• _What to work on_
Which lines of the data below contain "icon"? Please show them all.

Items listed in a dataset:
##########
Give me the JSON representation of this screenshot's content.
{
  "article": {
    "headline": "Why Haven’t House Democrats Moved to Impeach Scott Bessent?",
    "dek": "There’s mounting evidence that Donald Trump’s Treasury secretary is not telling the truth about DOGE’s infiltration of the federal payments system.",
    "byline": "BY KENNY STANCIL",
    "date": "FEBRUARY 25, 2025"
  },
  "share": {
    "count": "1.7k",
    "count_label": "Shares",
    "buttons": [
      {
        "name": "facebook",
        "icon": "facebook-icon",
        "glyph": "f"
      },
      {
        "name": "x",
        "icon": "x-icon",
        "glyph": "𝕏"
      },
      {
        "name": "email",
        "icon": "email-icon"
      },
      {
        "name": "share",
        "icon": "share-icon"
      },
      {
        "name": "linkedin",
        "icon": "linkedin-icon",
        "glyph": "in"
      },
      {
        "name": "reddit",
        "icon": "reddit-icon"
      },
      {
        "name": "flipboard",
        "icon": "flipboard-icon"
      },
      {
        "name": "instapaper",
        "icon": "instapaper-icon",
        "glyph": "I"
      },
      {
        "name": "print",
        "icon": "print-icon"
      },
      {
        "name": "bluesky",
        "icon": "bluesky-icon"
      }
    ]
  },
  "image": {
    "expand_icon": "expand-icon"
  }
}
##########
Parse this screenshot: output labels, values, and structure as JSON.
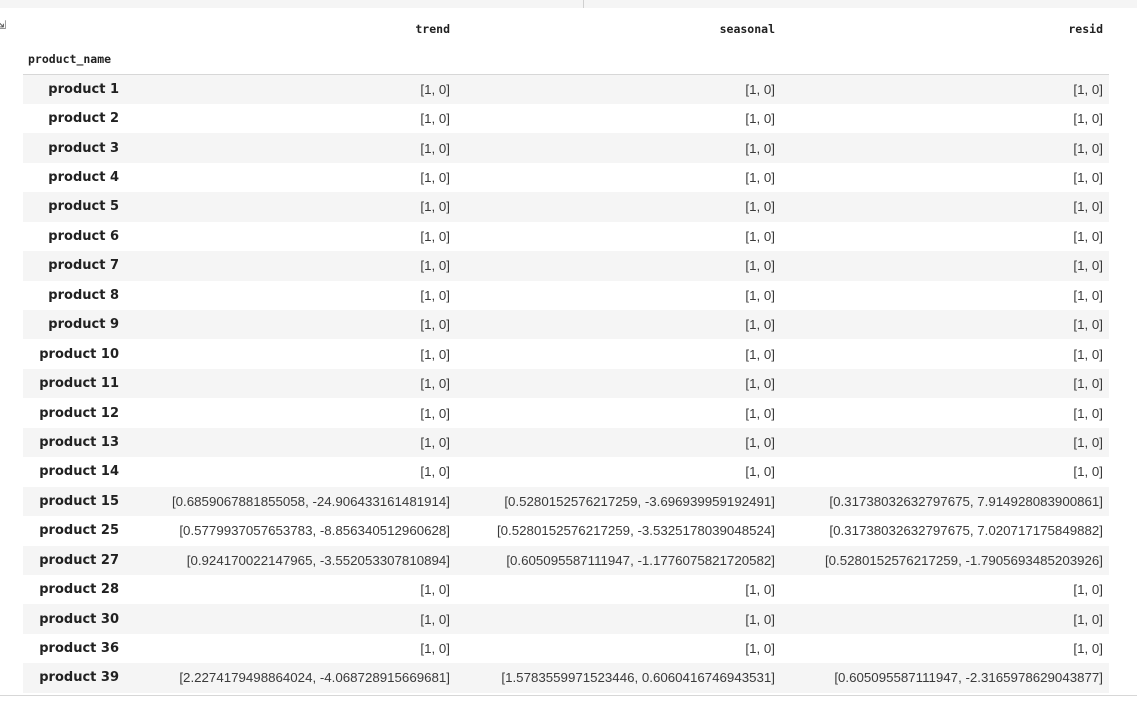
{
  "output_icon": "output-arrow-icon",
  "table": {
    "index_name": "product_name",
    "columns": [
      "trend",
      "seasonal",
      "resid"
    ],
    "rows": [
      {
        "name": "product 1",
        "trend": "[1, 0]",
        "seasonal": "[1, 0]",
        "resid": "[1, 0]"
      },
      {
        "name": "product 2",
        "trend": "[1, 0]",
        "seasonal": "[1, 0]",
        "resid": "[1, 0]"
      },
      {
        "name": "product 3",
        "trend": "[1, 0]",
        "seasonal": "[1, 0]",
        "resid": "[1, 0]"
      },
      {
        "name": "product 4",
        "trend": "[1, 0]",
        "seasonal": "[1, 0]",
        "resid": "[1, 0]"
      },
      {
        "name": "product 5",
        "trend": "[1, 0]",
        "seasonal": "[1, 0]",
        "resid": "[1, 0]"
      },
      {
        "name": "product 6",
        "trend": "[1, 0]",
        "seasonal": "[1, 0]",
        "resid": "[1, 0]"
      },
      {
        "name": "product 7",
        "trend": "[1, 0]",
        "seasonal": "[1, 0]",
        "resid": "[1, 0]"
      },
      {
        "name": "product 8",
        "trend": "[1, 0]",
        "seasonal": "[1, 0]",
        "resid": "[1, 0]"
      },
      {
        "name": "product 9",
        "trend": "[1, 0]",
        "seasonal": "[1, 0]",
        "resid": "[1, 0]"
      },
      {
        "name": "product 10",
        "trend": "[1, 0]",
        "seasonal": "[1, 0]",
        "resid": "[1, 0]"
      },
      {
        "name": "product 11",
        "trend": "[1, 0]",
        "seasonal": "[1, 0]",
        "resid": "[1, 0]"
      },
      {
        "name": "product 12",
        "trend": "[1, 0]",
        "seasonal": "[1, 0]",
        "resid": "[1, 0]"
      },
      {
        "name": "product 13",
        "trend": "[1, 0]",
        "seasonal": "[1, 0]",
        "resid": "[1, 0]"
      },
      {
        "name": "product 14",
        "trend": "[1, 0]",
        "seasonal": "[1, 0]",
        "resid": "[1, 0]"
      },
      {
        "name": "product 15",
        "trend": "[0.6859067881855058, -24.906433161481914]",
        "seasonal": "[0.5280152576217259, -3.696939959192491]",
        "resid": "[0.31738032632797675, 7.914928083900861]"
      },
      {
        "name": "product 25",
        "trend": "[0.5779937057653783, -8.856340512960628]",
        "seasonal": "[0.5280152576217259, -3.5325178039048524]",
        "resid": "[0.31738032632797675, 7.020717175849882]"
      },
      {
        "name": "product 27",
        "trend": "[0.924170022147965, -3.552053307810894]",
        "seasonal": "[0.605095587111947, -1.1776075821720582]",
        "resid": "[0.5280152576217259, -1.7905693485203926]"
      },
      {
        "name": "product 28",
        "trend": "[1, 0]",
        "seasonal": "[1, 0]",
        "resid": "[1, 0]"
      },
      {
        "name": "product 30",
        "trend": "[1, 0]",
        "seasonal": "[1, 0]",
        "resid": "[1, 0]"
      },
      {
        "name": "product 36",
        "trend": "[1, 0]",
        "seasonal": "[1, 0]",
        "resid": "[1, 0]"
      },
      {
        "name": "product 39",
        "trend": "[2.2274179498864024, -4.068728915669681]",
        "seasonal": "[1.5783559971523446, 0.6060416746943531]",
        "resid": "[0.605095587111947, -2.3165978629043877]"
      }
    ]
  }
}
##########
• _Written reply_
        "icon": "facebook-icon",
        "icon": "x-icon",
        "icon": "email-icon"
        "icon": "share-icon"
        "icon": "linkedin-icon",
        "icon": "reddit-icon"
        "icon": "flipboard-icon"
        "icon": "instapaper-icon",
        "icon": "print-icon"
        "icon": "bluesky-icon"
    "expand_icon": "expand-icon"
  "output_icon": "output-arrow-icon",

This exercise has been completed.